- WHAT THIS TASK INVOLVES -
Using the records below, filter out every line that lacks "text" and copy the rest.

- GIVEN ENTRIES -
+===+
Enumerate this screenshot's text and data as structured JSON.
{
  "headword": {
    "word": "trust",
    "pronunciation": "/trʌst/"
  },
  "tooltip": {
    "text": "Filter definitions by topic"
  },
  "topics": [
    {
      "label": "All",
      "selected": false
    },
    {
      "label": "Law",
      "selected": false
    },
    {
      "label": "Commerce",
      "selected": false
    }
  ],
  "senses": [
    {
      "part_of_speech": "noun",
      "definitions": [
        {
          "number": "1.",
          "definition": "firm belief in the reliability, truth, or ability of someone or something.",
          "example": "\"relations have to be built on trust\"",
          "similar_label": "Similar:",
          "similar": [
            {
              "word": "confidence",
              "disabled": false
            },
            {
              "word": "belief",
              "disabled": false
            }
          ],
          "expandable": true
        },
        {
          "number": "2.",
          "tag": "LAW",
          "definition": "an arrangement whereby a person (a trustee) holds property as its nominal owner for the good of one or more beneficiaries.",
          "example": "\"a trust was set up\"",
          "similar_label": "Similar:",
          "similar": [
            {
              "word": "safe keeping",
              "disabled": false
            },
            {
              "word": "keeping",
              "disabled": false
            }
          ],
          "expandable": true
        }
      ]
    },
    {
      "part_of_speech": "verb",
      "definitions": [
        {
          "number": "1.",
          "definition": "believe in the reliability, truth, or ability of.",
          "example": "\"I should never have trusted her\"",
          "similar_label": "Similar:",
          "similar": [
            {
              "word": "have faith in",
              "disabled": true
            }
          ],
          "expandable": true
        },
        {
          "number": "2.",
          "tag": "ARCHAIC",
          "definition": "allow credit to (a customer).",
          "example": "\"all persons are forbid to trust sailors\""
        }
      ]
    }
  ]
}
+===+
- ANSWER BOX -
Enumerate this screenshot's text and data as structured JSON.
    "text": "Filter definitions by topic"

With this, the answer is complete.